That great roaring sound you’re hearing may just be another 3.6 billion dollar climate disaster…
Reports are in and it’s official — the Fort McMurray Fire was the costliest disaster ever to impact Canada. According to the Insurance Bureau of Canada (IBC), claims of damages for the massive Alberta wildfire have now topped 3.6 billion dollars. That’s worse than the Alberta floods of 2013 at 1.8 billion dollars (ranked third), and worse than the great Quebec ice storm of 1998 which inflicted 1.9 billion dollars (in 2014 dollars) in damages.
(Fires in northern regions and within the Arctic are now so energetic that they often produce pyrocumulus clouds — like this one which was thrown off by the Fort McMurray Fire.)
The Fort McMurray fire erupted under these new climate conditions and under temperatures that were 40 degrees (Fahrenheit) above average at the time of ignition. It forced the entire city of Fort McMurray to empty. It resulted in the evacuation of 90,000 people, the (darkly ironic) temporary shut down of various fossil fuel production facilities, and leveled 2,400 structures.

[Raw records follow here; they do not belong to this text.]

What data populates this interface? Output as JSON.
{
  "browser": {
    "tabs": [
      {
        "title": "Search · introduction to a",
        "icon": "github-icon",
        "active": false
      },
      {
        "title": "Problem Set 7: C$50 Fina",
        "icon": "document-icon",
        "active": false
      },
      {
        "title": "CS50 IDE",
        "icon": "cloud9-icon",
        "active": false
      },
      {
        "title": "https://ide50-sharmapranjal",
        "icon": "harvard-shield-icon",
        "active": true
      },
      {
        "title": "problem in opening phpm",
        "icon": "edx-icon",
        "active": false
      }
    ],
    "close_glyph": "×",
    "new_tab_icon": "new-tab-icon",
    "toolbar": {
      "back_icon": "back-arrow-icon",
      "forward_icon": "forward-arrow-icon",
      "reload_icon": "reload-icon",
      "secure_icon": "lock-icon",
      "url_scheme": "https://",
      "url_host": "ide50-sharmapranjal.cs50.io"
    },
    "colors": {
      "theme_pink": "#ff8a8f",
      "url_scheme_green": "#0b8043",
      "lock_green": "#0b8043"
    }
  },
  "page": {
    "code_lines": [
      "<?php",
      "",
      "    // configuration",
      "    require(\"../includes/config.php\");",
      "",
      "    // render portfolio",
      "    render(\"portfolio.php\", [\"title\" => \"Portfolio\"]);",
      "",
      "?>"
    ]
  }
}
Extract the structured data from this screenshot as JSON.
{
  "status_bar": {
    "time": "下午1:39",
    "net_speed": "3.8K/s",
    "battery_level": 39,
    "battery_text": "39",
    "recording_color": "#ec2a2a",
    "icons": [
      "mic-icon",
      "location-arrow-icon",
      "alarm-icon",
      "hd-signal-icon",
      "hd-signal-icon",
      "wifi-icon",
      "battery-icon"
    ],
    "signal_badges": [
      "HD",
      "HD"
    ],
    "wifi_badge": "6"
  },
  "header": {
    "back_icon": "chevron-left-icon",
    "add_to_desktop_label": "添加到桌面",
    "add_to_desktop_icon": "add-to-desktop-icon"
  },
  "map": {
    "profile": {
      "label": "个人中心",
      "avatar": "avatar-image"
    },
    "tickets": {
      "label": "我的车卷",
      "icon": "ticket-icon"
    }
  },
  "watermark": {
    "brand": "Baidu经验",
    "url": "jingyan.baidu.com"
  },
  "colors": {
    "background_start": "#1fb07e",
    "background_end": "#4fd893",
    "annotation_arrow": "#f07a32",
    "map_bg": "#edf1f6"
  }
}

Many more structures were damaged due to smoke or falling embers. In total, more than 27,000 property claims were filed.
(Dozens of massive wildfires burn through Central Siberia on July 7th of 2016 in this LANCE MODIS satellite shot. For reference, bottom edge of frame is 220 miles. These kinds of events, according to Greenpeace, burned 8.5 million acres last year in Russia. It’s a new climate context that is turning northern regions into a fire hot zone and it’s not at all normal.)
Unfortunately, this fire is unlikely to be a one-off event. Year after year, an Arctic warming at 2.5 to 3 times the rate of the rest of the globe pulls heat northward. Earlier thaws and added fuels combine explosively with swaths of dead trees killed by rampaging invasive species that have arrived from the south. No northern or Arctic nation has been untouched by the extreme fires. Alaska, Canada, and Siberian Russia have all seen extraordinary and massive fires during recent years. Fires that throw great pulses of heat and burning debris high into thunderheads of flame called pyrocumulus clouds. A word that climate change has now added to the popular lingo.